Your son wants to know why the first mountain he sees close-up is so big and high? You remember his God. You tell him God thought people would get awfully tired, looking at flat land all the time. Besides, isn’t the mountain beautiful? How big God must be, your son says with wonder in his voice, to make a mountain so big, bigger than everything.

Your son is satisfied, but you have a different answer. You say within your heart: “You thought you were so strong and brave, more efficient than God. You needed no help. All right, to whom were you saying over and over ‘Don’t let him die, don’t let him die’ when the child was so sick last winter? You’ve been something of a fool. Just don’t forget those kittens -- or those mountains.”

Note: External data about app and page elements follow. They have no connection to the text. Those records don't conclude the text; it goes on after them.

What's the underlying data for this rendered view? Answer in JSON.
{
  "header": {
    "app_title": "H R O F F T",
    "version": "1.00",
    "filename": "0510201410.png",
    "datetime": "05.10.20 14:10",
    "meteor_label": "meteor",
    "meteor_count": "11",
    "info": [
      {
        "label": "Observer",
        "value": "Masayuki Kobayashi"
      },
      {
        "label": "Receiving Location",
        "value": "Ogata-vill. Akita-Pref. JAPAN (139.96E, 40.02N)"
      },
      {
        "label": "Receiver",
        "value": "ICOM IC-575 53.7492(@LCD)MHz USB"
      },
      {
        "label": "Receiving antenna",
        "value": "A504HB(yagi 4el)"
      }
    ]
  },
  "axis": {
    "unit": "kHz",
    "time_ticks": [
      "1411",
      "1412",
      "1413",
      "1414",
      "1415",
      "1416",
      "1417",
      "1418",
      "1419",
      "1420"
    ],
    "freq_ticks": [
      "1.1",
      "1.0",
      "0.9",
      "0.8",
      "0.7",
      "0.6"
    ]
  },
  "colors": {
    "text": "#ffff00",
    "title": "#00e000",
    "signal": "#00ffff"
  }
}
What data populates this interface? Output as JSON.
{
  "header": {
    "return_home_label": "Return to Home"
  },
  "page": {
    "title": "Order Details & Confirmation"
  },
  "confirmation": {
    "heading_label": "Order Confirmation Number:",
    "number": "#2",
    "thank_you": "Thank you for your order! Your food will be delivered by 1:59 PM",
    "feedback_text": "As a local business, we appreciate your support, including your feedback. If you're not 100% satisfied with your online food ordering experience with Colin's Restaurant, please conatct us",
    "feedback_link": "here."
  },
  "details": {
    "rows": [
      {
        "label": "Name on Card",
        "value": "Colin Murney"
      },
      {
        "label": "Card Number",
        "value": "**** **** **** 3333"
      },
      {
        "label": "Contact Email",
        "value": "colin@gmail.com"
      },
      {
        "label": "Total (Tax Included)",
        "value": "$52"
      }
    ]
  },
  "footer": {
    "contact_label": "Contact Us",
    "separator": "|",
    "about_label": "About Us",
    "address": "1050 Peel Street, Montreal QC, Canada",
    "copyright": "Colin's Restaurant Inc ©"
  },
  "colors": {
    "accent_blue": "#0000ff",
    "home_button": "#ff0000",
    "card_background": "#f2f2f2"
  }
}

You look at the churches. You feel it is only fair to shop about, but your heart is not fooled. You go back to the church whose beauty and love you remember. You go to a church that warms your soul and reasons with your mind. She hears you and takes you in. You weep a little for happiness.

You feel a little smug, wrapped snugly in your brand-new soul, thinking of the other atheists, puttering about in their childish, prideful disbelief. There they stand, intelligent for the most part, yet limited by their inability to read more than the literal word, or to see past the mistakes of individual interpretation and action.

Strangely they are unable to realize that clergymen of all faiths are human individuals, too, subject to the human frailties and temporal errors of all men.

You wonder why everyone else cannot see, as you do now so clearly, that it is not the belief in God and His Son that is the cause of religious differences and anti-religion antagonisms, but the mistakes of men and women most closely bound within religion.

You find God more logical than atheism. The day you read that the science of mathematical statistics proves that life could not possibly have happened accidentally you beam with self-approval. You are not as stupid as you sometimes act. You had not a very high opinion of yourself at times before.

Now you are your Father’s child.

Dorothea Fox, "I Was an Atheist's Child" American Weekly (1949)